In the entries below, how many lines include "icon"? Reply with the number and nothing more.

Dataset records:
***

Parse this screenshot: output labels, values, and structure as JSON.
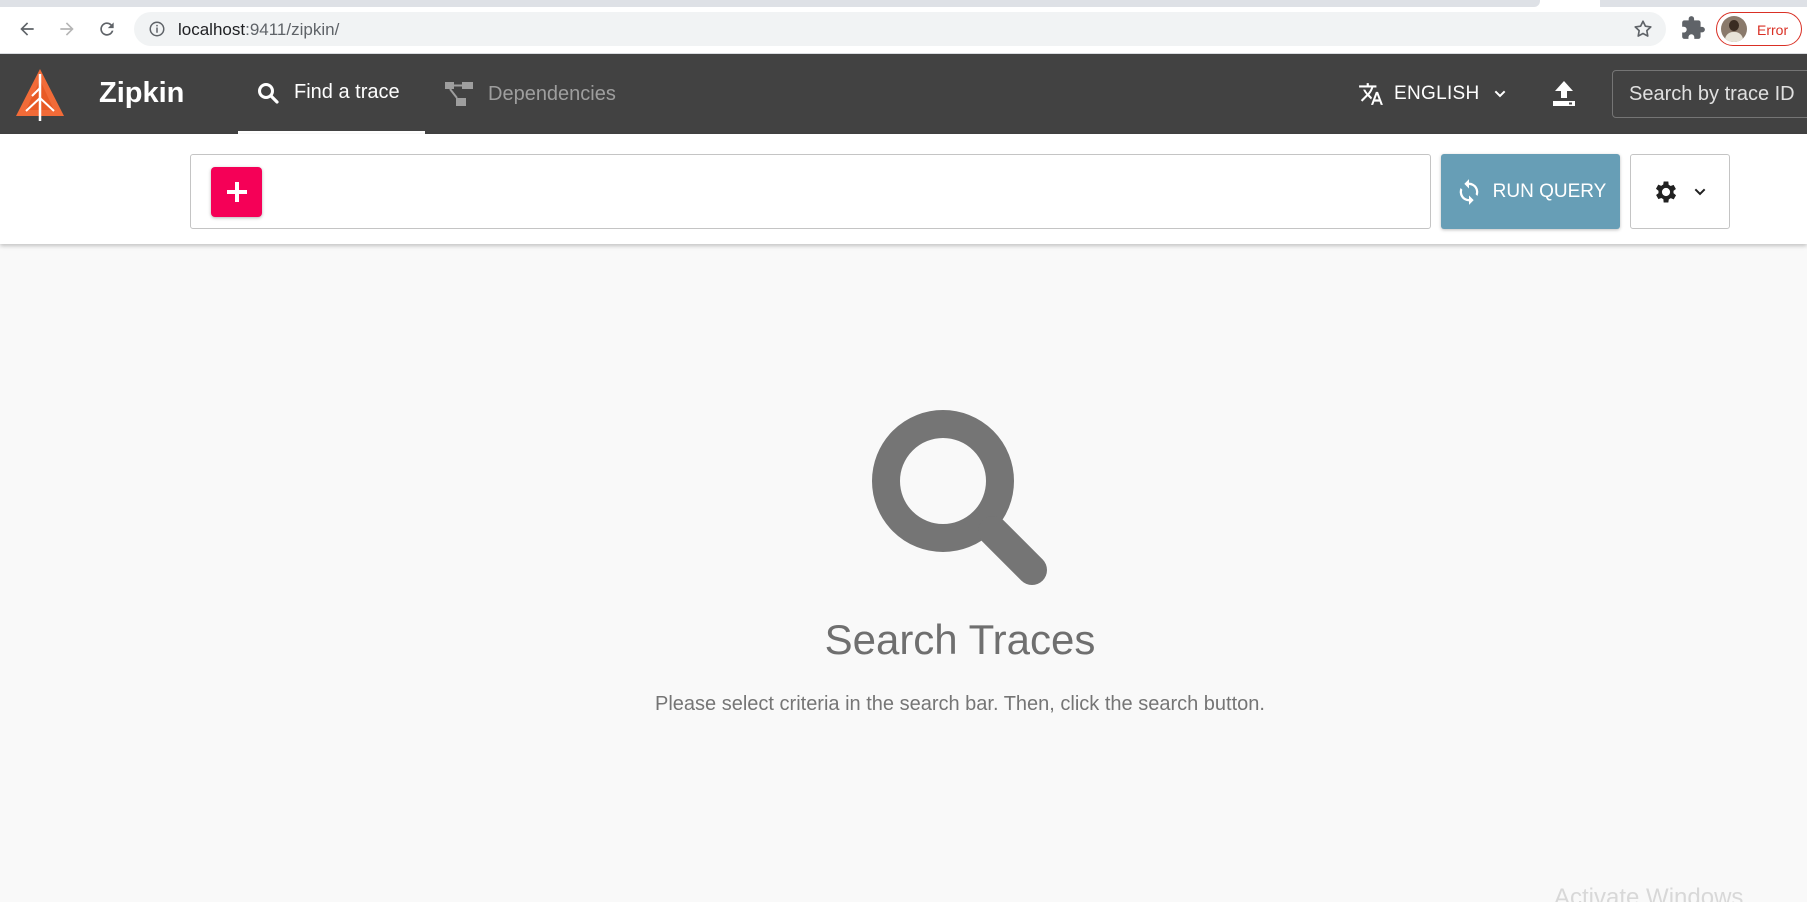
{
  "browser": {
    "url_host": "localhost",
    "url_path": ":9411/zipkin/",
    "profile_status": "Error"
  },
  "header": {
    "brand": "Zipkin",
    "tabs": [
      {
        "label": "Find a trace",
        "icon": "search-icon",
        "active": true
      },
      {
        "label": "Dependencies",
        "icon": "dependencies-icon",
        "active": false
      }
    ],
    "language_label": "ENGLISH",
    "trace_search_placeholder": "Search by trace ID"
  },
  "query_bar": {
    "run_label": "RUN QUERY"
  },
  "empty_state": {
    "title": "Search Traces",
    "description": "Please select criteria in the search bar. Then, click the search button."
  },
  "os_watermark": "Activate Windows",
  "colors": {
    "header_bg": "#424242",
    "add_button": "#f50057",
    "run_button": "#679eb6",
    "logo": "#f26b38"
  }
}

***

**FINAL ANSWER:** 2